PROBLEM TO SOLVE:
Please count the lines in the listing below where the word "this" appears. Give the number only.

SOURCE MATERIAL: Begin

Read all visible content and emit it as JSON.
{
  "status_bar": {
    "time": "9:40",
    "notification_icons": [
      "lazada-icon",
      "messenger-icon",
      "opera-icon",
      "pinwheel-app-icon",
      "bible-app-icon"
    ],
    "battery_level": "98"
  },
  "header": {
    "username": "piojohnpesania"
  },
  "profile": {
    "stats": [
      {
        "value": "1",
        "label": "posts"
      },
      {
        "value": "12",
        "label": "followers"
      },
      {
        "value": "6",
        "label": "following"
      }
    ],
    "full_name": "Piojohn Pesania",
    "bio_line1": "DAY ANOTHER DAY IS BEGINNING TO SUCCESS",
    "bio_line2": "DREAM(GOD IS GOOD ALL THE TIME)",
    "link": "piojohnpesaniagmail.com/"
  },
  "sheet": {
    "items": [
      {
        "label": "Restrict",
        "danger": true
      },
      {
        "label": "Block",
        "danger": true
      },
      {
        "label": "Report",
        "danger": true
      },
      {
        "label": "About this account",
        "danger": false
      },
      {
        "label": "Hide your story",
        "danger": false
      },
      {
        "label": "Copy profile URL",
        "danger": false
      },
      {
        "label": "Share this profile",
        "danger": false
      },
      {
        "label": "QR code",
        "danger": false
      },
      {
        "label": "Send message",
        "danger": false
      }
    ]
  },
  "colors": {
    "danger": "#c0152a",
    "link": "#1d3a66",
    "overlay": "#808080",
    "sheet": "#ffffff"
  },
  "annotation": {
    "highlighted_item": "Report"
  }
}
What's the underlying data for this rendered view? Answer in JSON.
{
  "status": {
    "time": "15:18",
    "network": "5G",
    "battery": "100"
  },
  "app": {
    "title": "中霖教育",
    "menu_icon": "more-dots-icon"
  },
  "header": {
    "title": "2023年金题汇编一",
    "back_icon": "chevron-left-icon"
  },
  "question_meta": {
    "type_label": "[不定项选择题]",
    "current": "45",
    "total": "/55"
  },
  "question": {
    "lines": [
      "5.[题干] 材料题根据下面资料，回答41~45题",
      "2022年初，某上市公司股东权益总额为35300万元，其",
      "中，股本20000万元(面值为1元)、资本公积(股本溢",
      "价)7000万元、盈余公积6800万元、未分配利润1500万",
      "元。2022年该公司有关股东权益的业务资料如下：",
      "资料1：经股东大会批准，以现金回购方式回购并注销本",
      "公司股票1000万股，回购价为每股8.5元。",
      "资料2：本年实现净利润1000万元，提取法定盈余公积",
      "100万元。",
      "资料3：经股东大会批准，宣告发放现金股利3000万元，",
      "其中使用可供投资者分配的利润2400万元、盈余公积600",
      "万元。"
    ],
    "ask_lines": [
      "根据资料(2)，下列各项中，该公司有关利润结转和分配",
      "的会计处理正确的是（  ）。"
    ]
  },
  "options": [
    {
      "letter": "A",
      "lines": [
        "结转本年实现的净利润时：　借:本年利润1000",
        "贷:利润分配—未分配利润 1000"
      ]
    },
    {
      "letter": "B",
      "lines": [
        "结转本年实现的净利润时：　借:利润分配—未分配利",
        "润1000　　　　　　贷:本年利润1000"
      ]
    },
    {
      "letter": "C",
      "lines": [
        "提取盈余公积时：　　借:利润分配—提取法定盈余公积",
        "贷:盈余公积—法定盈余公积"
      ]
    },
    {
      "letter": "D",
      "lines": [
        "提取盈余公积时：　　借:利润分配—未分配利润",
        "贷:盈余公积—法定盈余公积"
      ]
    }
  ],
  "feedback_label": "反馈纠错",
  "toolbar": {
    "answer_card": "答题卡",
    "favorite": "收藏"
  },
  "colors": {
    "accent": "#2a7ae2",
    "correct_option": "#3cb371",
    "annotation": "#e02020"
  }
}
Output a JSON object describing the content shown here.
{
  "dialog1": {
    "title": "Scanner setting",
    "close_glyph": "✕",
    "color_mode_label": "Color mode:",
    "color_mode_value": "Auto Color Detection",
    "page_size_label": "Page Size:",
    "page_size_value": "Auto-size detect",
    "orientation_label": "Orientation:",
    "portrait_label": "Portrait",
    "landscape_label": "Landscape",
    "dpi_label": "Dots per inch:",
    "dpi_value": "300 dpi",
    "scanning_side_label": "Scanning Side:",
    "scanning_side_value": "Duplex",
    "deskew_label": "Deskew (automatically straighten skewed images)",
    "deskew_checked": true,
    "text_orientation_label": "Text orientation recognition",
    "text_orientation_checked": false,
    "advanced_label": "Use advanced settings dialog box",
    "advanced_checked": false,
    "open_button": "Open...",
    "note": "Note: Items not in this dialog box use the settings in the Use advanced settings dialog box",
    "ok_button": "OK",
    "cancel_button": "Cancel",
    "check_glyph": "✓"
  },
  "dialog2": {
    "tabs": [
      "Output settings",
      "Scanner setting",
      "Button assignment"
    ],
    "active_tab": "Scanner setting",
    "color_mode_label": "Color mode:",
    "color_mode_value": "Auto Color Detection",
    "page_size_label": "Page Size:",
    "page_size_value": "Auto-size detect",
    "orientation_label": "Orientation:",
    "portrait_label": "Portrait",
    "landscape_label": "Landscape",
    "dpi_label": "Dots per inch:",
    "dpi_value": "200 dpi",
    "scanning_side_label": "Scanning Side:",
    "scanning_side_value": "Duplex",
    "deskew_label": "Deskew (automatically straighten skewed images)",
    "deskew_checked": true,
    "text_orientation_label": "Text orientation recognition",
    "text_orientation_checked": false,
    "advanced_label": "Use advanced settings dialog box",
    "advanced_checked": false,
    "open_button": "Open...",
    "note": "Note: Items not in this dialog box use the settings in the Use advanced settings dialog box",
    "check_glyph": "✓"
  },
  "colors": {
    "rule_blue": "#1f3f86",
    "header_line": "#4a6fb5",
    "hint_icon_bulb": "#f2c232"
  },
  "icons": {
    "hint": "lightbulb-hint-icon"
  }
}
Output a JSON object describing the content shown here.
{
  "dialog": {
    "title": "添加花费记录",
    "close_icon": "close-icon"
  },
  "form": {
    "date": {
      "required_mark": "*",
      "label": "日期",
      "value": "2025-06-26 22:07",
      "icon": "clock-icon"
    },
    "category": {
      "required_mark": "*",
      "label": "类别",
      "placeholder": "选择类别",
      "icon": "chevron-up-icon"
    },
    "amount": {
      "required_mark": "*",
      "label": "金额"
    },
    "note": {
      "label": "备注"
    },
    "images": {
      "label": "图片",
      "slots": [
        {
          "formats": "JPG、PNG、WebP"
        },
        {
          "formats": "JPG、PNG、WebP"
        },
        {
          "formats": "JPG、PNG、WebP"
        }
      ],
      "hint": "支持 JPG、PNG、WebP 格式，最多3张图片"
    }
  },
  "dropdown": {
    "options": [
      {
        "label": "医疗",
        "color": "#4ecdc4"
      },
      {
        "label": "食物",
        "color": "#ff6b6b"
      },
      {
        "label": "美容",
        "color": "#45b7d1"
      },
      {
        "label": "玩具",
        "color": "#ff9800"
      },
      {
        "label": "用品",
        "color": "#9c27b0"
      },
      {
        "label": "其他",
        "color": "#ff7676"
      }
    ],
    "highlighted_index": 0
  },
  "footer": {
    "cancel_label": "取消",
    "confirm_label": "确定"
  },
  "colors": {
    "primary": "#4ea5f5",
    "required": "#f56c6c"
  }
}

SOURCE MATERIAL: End

THE COMPLETED TASK:
5